The question now is who will benefit from Maes’ hemorrhaging support — his Democratic opponent, Denver Mayor John Hickenlooper, or former GOP Rep. Tom Tancredo, who is running as a third-party candidate because he thinks Maes is unelectable?
“What may happen is that, with a bit of time, Tancredo becomes viewed as the other major candidate,” said Kenneth Bickers, a political scientist at the University of Colorado, who added that he is still reeling from the latest twists in the race. “I didn’t see this coming 10 days ago.”
Janet Rowland, a Mesa County commissioner who is active in the tea party movement, was one of nearly two dozen Republicans who announced recently that they were switching allegiance to Tancredo.
She said in an interview that this is the first time she hasn’t backed a GOP nominee. The entire saga, she added, is a cautionary tale for the insurgent tea party.
“There is a belief by people who are fed up with government that, if they get somebody who hasn’t been in politics, they will somehow be more pure,” Rowland said.
Maes spokesman Nate Strauch said the establishment’s abandonment of the candidate was worrisome.
“The Republican Party in the state has a very specific process for how it chooses its nominees,” Strauch said. “It’s a process that Dan Maes won fair and square.” To turn around and say the votes of those 200,000 people who voted for him “don’t count, to reward someone who circumvented the process, sets a dangerous precedent.”
Strauch added that many tea party groups still supported Maes.
Maes was a long shot in the Republican primary, up against former Rep. Scott McInnis. He touted himself as a successful businessman, but tax records showed that some years he made little money.
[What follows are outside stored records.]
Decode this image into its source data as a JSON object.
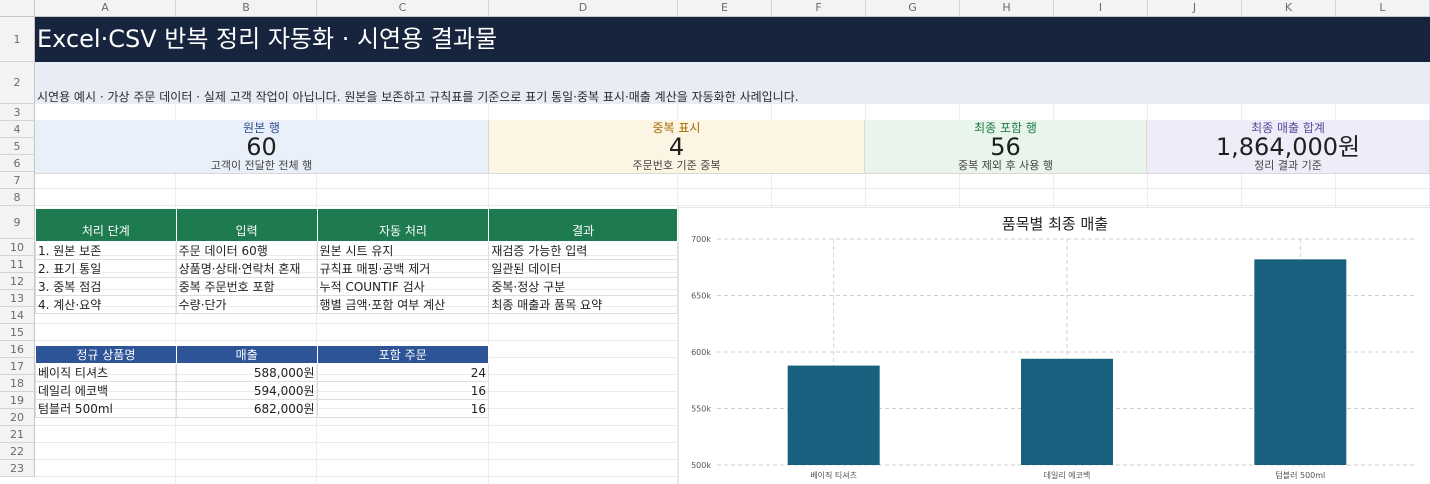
{
  "columns": [
    "A",
    "B",
    "C",
    "D",
    "E",
    "F",
    "G",
    "H",
    "I",
    "J",
    "K",
    "L"
  ],
  "rows": [
    "1",
    "2",
    "3",
    "4",
    "5",
    "6",
    "7",
    "8",
    "9",
    "10",
    "11",
    "12",
    "13",
    "14",
    "15",
    "16",
    "17",
    "18",
    "19",
    "20",
    "21",
    "22",
    "23"
  ],
  "title": "Excel·CSV 반복 정리 자동화 · 시연용 결과물",
  "note": "시연용 예시 · 가상 주문 데이터 · 실제 고객 작업이 아닙니다. 원본을 보존하고 규칙표를 기준으로 표기 통일·중복 표시·매출 계산을 자동화한 사례입니다.",
  "kpis": [
    {
      "label": "원본 행",
      "value": "60",
      "sub": "고객이 전달한 전체 행",
      "bg": "#e9f0fa",
      "label_color": "#2f4f8f"
    },
    {
      "label": "중복 표시",
      "value": "4",
      "sub": "주문번호 기준 중복",
      "bg": "#fdf5e3",
      "label_color": "#a26b00"
    },
    {
      "label": "최종 포함 행",
      "value": "56",
      "sub": "중복 제외 후 사용 행",
      "bg": "#e8f4ec",
      "label_color": "#1f7a45"
    },
    {
      "label": "최종 매출 합계",
      "value": "1,864,000원",
      "sub": "정리 결과 기준",
      "bg": "#efecfa",
      "label_color": "#5a4a9a"
    }
  ],
  "process": {
    "headers": [
      "처리 단계",
      "입력",
      "자동 처리",
      "결과"
    ],
    "header_bg": "#1e7a4f",
    "rows": [
      [
        "1. 원본 보존",
        "주문 데이터 60행",
        "원본 시트 유지",
        "재검증 가능한 입력"
      ],
      [
        "2. 표기 통일",
        "상품명·상태·연락처 혼재",
        "규칙표 매핑·공백 제거",
        "일관된 데이터"
      ],
      [
        "3. 중복 점검",
        "중복 주문번호 포함",
        "누적 COUNTIF 검사",
        "중복·정상 구분"
      ],
      [
        "4. 계산·요약",
        "수량·단가",
        "행별 금액·포함 여부 계산",
        "최종 매출과 품목 요약"
      ]
    ]
  },
  "summary": {
    "headers": [
      "정규 상품명",
      "매출",
      "포함 주문"
    ],
    "header_bg": "#2c5496",
    "rows": [
      [
        "베이직 티셔츠",
        "588,000원",
        "24"
      ],
      [
        "데일리 에코백",
        "594,000원",
        "16"
      ],
      [
        "텀블러 500ml",
        "682,000원",
        "16"
      ]
    ]
  },
  "chart_data": {
    "type": "bar",
    "title": "품목별 최종 매출",
    "categories": [
      "베이직 티셔츠",
      "데일리 에코백",
      "텀블러 500ml"
    ],
    "values": [
      588000,
      594000,
      682000
    ],
    "ylim": [
      500000,
      700000
    ],
    "yticks": [
      500000,
      550000,
      600000,
      650000,
      700000
    ],
    "ytick_labels": [
      "500k",
      "550k",
      "600k",
      "650k",
      "700k"
    ],
    "bar_color": "#17617f",
    "grid": true,
    "legend": "none"
  }
}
A supporter said Maes asked her for help paying his mortgage. He received a record $17,000 campaign fine for paying himself more than $40,000 from his campaign contributions for mileage.
Still, when McInnis acknowledged that he plagiarized a paper on water issues that he was paid $300,000 to write, Maes’ support surged. He won the nomination by about 1% of the primary vote.
Two weeks later, the Denver Post reported that Maes’ story about how he left a small-town Kansas police department was false. Maes had said he was fired because he had been working undercover for the Kansas Bureau of Investigation, but Kansas officials said Maes never worked for them.
Right away, prominent Republicans began calling for Maes to drop out of the race before ballots were printed, including state party Chairman Dick Wadhams. Maes refused. He raised only $50,000 in August — less than a quarter of Tancredo’s haul and an eighth of Hickenlooper’s.
In an interview, Wadhams noted that Maes is still the party’s nominee but worried that he has yet to assemble a professional campaign team. “To run a real, competitive race in Colorado, you have to have a real campaign,” Wadhams said.
Strauch said Maes was not planning to hire any political professionals: “He won the nomination on a shoestring and he’s using a similar strategy in the general.”
Bay Buchanan, a veteran Washington, D.C.-based operative who is now Tancredo’s campaign manager, contended that the onetime congressman, best known for his hard-line stance against illegal immigration, is the only real conservative opposition to Hickenlooper. “We’ve had enormous movement in the last five to six days,” she said last week.
Hickenlooper spokesman George Merritt said the Democratic nominee “is focused on creating jobs, finding ways to support Colorado business, and promoting education.”
Former Democratic Sen. Gary Hart, who teaches at the University of Colorado-Denver, said that as the GOP nominee, Maes will inevitably receive a large number of votes in November and split the conservative electorate, handing Hickenlooper a victory.
“Tancredo is whistling past the graveyard,” Hart said. “What’s interesting about the race is the disarray in the [Republican] party in general. It sought to embrace the tea party movement. When it did, it bought a whole lot of trouble.”